A virtual technology tool that has been in use in health circles in rural Queensland since 2011 is one of the strategies that has been funded by the federal government as it works to minimise the spread of coronavirus in Australia.
The announcement that bulk-billed telehealth consultations through Medicare for people in home isolation or quarantine are part of a response package was welcomed by the Rural Doctors Association of Australia.
The initiative will also be available for non-coronavirus related consultations for people at higher risk including those aged over 70, people who have a chronic disease, Aboriginal and Torres Strait Islander people aged over 50, people who are immuno-compromised, pregnant women, and parents with babies.
According to RDAA immediate past president Adam Coltzau, they had been advocating strongly for the use of telehealth in stemming the spread of the virus, and strongly welcomed its adoption throughout the wider community.
"The more we can keep those who have the virus, suspect they have the virus, or are more susceptible to the virus away from the waiting rooms in our hospitals and general practices, the better chance we will have of limiting new infections," he said.
"Expanding the national triage free-call phone line service to triage potential COVID-19 patients gives our doctors and health professionals a much better ability to organise testing and any subsequent hospital admissions in advance of receiving the patient - and again, this will help slow the spread of the virus."
Depending on their circumstances, people will be advised to attend a public hospital respiratory clinic, a primary care respiratory clinic, to self isolate at home, to seek a medical practitioner telehealth consultation or to take no further action.
This will also help reduce the risk of transmission and conserve personal protective equipment.
Another person welcoming the announcement was USQ clinical nursing lecturer Emma Turner, who had firsthand experience of its worth when she lived at Blackall.
As well as giving access to advice in an emergency, she saw how people were able to speak with specialists and were saved the expense of travel in many cases.
"Telehealth will help keep some people away from surgeries who don't physically need to see a doctor too, such as those needing a script repeat," she said.
Ms Turner said those triaging would err on the side of caution and if there were any concerns, people would be asked to come in for a physical consultation.
"Possibly some elderly people might find it more difficult to use," she added.
Dr Coltzau said the RDAA had been concerned about the availability of personal protective equipment for rural doctors and other health professionals at the frontline of responding to patients who may have COVID-19, and welcomed the government's extra investment to make more PPE available.
"But we want to ensure this equipment is provided quickly to rural and remote locations," he said.
"We will also be closely monitoring the location of pop-up respiratory clinics to ensure that, where they are needed in rural and remote areas, they are set-up in a timely fashion.

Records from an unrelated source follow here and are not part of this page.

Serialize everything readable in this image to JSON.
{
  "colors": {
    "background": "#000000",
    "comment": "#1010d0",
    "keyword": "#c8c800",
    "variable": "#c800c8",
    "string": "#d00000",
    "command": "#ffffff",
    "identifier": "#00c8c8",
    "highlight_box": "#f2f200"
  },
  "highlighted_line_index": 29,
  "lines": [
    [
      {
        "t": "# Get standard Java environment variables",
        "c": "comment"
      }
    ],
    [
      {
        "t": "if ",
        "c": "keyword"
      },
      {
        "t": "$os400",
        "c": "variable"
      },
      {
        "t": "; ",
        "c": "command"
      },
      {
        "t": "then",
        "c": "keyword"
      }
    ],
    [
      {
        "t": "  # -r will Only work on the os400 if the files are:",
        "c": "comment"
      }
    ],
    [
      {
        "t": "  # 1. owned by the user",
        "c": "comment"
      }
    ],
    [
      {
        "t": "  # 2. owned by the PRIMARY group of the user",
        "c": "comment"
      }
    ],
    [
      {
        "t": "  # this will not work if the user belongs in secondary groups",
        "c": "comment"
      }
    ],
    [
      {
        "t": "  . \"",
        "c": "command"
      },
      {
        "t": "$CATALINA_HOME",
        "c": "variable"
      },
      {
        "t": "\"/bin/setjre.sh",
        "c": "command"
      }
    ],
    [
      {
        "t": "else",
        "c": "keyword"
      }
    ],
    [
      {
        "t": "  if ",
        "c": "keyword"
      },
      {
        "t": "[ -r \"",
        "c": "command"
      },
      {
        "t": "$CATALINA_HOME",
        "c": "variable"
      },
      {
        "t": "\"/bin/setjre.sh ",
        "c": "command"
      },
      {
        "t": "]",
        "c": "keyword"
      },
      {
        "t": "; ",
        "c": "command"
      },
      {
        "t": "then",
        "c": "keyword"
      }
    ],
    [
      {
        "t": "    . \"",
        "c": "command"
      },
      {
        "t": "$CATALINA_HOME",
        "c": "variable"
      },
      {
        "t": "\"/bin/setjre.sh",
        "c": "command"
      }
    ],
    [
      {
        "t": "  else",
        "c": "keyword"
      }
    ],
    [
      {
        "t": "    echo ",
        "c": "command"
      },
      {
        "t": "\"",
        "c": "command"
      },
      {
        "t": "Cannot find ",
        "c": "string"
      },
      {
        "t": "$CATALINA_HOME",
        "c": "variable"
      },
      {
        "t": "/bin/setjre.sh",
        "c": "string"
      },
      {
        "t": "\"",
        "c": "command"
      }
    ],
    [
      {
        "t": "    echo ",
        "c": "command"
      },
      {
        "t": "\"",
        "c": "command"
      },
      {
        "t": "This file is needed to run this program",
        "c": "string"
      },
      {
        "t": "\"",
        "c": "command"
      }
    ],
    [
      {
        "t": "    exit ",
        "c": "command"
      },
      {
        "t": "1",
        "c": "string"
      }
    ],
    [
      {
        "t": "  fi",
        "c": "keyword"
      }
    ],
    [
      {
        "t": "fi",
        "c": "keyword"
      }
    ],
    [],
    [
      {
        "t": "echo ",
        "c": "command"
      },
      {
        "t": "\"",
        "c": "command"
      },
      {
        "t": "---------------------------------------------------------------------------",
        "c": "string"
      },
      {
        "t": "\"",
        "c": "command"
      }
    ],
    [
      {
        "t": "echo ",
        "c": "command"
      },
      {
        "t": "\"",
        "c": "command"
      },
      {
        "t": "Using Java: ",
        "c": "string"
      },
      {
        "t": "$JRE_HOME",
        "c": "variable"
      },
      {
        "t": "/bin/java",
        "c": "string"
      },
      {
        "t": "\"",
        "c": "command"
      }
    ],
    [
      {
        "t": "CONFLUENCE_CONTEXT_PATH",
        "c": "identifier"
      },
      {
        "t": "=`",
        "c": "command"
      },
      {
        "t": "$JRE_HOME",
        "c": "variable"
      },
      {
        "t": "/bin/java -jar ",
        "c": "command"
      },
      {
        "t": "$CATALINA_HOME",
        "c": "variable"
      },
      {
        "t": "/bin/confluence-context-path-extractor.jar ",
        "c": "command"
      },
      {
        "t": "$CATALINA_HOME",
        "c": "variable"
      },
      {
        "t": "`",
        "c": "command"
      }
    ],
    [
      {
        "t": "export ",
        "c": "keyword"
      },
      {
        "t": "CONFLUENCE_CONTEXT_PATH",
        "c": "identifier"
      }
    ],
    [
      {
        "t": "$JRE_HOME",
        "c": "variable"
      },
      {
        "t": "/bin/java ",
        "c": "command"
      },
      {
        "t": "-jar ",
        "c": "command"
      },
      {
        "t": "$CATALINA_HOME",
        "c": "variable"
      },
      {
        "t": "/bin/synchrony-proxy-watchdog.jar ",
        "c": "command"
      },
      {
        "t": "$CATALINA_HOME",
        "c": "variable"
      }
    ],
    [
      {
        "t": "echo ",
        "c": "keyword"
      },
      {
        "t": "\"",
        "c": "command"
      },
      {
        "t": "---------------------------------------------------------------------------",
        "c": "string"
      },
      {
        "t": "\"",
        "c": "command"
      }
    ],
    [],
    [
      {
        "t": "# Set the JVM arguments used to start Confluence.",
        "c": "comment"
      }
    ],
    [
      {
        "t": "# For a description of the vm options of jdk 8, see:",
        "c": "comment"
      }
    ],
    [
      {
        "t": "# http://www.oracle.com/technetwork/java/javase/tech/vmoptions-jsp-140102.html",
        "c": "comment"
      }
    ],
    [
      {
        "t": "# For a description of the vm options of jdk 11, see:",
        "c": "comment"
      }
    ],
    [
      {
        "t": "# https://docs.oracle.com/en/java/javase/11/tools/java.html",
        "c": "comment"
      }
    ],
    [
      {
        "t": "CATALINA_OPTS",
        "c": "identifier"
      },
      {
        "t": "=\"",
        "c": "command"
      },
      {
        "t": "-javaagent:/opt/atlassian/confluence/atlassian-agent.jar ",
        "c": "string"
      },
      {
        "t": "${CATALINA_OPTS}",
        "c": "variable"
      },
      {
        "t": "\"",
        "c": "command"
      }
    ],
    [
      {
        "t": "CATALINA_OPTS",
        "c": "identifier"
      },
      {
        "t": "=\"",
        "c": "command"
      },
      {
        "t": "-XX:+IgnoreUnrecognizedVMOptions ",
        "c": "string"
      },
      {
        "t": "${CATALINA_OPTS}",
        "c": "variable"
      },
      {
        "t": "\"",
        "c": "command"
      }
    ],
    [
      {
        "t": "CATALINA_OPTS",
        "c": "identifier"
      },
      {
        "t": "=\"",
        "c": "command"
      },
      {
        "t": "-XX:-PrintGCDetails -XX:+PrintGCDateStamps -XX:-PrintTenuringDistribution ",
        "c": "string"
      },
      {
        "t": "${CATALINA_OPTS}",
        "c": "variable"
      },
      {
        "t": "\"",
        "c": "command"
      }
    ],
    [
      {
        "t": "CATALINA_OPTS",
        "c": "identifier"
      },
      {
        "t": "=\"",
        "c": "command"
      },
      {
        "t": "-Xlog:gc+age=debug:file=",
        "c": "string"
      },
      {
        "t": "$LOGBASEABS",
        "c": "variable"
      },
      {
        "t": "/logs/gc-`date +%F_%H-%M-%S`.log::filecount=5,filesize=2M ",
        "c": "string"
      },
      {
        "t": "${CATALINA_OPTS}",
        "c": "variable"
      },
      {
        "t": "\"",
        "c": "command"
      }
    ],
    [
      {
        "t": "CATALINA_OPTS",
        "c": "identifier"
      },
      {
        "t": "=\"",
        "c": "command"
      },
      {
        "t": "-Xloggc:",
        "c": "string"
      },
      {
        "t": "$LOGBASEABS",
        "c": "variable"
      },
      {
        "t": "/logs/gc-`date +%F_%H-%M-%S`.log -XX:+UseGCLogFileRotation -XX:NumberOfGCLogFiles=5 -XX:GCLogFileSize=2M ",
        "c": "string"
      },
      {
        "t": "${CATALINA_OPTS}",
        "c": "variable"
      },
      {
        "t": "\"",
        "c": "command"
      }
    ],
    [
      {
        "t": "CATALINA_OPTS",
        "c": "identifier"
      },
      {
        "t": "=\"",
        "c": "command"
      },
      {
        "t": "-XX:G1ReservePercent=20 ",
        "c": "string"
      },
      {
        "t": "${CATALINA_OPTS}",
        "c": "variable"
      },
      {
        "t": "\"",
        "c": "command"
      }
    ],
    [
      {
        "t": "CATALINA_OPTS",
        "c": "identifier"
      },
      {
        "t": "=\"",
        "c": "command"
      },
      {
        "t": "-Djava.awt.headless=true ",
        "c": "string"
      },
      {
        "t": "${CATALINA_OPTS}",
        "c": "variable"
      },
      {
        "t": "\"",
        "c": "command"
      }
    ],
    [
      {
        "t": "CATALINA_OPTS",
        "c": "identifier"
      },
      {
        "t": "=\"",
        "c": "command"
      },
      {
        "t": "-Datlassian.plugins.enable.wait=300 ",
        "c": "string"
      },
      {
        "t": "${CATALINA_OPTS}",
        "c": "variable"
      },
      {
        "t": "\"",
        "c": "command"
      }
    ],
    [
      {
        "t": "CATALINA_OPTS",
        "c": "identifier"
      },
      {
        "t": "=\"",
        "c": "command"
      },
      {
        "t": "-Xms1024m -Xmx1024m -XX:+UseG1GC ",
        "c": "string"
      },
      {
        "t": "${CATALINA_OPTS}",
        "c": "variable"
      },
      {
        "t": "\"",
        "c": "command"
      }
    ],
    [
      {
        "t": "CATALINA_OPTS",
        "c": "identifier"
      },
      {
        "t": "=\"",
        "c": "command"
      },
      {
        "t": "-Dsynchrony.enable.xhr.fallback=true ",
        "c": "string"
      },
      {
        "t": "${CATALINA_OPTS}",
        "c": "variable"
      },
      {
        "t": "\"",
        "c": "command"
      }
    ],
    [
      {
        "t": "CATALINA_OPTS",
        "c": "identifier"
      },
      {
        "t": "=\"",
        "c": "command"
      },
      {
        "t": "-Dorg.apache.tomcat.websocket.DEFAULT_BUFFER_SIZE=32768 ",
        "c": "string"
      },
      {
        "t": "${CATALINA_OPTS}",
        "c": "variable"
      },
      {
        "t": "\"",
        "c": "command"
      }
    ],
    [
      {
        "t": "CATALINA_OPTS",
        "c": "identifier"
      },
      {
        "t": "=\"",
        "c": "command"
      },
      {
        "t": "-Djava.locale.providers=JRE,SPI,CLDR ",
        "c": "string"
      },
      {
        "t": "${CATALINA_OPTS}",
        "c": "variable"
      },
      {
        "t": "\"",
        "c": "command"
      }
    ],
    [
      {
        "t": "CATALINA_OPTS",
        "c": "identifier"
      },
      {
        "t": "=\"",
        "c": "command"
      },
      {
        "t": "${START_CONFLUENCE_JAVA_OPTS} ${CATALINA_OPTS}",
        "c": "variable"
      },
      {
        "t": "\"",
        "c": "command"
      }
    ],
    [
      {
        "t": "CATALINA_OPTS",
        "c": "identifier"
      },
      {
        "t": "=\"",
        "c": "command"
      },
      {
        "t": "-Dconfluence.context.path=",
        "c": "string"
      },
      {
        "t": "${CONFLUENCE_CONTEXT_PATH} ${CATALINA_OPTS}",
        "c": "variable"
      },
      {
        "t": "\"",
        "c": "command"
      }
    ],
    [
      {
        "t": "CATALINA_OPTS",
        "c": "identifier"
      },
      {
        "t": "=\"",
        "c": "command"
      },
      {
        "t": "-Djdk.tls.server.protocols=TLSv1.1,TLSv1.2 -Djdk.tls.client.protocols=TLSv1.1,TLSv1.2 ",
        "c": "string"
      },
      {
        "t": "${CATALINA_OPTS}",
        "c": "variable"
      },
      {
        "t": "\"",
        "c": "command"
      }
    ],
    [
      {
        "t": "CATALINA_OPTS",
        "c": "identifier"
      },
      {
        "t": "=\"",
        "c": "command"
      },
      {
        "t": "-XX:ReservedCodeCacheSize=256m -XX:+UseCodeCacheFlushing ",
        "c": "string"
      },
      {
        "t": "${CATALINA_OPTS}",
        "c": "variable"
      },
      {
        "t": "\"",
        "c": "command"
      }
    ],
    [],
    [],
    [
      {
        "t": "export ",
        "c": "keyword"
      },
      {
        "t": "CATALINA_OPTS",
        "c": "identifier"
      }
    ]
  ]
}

"Given the key role that general practices play in providing frontline healthcare in rural and remote communities, it will be critical that they receive as much support as possible in responding to any local outbreaks of the virus in their communities.
"We commend the government on its announcement, and stand ready to work with the government to limit the spread of this virus."